That dancing unites us and brings us closer to a synesthetic/spiritual/communal place is obvious, and that the feeling of belonging and consensus in a Rave can be more powerful than the converging/equalizing power of democracy is also obvious, but in these days in which Rave culture has been absorbed by the late-capitalist winds of the pandemic, once the era of the domestic-party-pandemic-virtual has passed I think it is more conciliatory and mentally more healthy to give a twist to the phrase of Chimo, “The Apocalypse is Others.” Surely in this way we can dodge the immobilizing feeling of guilt and enter into some kind of action.
Agitprop and bad press turned any hint or possibility of utopia or new structure into a mere joke or anecdote, or into a subculture movement to be analyzed by the elite, just another anthropological phenomenon.
At the very beginning of 2021, Jon Hopkins published Music For Psychedelic Therapy, a journey/meditation that offers us sounds that take us back to the days of Alice Coltrane (always in all my phrases) and Sun Ra. No Ketamine. A full-fledged meditation, like what my friend Alba offers me when I go to visit her, with a few extra decibels and breaths.
It is not accidental and, in fact, seen from a distance, or at least the distance of year one A.C. (After Covid) and its temporary limbo, that suddenly catharsis or the need to dispense with certain ideas/pressures will lead us to recover discarded strategies, ways of inhabiting the world that place us directly in the Other.
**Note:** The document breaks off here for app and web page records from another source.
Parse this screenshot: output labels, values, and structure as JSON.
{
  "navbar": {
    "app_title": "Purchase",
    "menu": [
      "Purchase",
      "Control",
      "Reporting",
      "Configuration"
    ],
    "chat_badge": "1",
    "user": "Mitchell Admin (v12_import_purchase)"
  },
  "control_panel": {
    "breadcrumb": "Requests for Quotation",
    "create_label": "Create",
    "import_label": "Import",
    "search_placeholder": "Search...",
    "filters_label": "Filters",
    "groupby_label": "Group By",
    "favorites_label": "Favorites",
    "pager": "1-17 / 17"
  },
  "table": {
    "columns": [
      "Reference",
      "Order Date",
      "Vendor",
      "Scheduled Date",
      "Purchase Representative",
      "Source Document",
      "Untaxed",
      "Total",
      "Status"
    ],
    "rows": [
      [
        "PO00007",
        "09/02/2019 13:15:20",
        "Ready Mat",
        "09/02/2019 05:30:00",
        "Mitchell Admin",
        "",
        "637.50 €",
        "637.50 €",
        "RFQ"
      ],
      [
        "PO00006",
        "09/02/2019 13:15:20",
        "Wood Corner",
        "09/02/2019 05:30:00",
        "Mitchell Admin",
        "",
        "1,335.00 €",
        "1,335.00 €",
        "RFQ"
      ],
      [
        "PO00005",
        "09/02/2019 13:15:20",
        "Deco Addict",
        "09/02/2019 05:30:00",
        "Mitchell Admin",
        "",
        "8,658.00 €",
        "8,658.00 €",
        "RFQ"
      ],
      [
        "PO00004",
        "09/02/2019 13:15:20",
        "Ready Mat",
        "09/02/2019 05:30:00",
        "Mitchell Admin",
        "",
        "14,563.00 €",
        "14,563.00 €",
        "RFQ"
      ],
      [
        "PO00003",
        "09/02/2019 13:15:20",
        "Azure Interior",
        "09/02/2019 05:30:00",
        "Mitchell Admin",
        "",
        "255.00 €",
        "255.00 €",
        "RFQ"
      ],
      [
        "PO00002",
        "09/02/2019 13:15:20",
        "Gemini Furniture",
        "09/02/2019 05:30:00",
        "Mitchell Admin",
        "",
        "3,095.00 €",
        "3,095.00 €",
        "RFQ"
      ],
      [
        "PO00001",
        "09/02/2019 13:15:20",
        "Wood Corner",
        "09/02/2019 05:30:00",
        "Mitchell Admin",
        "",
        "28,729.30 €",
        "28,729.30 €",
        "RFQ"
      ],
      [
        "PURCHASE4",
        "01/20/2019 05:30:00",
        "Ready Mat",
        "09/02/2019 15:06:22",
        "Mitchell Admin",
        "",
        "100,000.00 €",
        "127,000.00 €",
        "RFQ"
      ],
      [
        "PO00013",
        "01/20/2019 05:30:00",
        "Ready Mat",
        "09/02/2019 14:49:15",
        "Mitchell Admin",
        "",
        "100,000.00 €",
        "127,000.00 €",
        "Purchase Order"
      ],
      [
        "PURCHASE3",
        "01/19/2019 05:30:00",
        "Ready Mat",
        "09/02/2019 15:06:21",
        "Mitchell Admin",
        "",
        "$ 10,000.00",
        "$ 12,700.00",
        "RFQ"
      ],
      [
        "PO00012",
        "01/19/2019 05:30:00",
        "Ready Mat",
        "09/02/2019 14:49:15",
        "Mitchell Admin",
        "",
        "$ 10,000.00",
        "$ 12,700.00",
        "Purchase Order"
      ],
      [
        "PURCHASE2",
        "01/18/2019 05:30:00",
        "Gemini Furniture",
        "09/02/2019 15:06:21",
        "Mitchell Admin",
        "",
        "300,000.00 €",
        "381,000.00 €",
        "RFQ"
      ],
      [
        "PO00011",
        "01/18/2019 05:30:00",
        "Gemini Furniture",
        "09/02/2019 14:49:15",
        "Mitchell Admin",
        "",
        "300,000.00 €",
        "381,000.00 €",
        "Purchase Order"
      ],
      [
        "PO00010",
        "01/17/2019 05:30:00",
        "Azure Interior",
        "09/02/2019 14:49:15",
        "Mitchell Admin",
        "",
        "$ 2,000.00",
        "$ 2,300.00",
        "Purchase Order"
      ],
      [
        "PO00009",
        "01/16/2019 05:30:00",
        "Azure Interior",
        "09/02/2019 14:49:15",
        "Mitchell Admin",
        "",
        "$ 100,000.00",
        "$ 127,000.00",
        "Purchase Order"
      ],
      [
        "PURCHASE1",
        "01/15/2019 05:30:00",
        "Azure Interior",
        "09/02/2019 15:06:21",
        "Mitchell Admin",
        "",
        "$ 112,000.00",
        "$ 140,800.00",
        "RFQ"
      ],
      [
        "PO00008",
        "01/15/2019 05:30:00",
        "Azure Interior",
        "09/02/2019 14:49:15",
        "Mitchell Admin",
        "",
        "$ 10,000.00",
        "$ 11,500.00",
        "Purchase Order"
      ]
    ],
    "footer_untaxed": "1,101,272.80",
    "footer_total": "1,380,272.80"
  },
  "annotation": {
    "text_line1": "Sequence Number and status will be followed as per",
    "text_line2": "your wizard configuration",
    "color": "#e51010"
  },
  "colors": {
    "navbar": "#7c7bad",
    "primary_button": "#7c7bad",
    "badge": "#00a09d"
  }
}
As someone who embraces and deal with their (sometimes better or worse handled) intensities, Jon Hopkins’ tracks, rainstick and all, don’t repel me, not entirely. Dancing with tears in our eyes should be the title of every party night, taking into account that we’ve decided to continue walking with the same speed and strut once the stone was removed from the road.
The words of the curator Carolina Jiménez sparkled on the horizon, like the small invisible specks or muscae volitantes with which us myopic people live daily.
The political dimension, resilient and de-structuring, was always there.
Its thoughts explode like micro aurora borealis, as capricious as they are set in their ways. Another possible path.
In a conversation built from voice messages, I ask certain questions, which in reality are a mixture of curiosity and hope, or at least the certainty of a horizon.
(Images: Bego Solís. Lou Drago, Suspending Time: Meditations for accessing alternate space/time in music)
"A desk is a dangerous place from which to watch the world" (John Le Carré)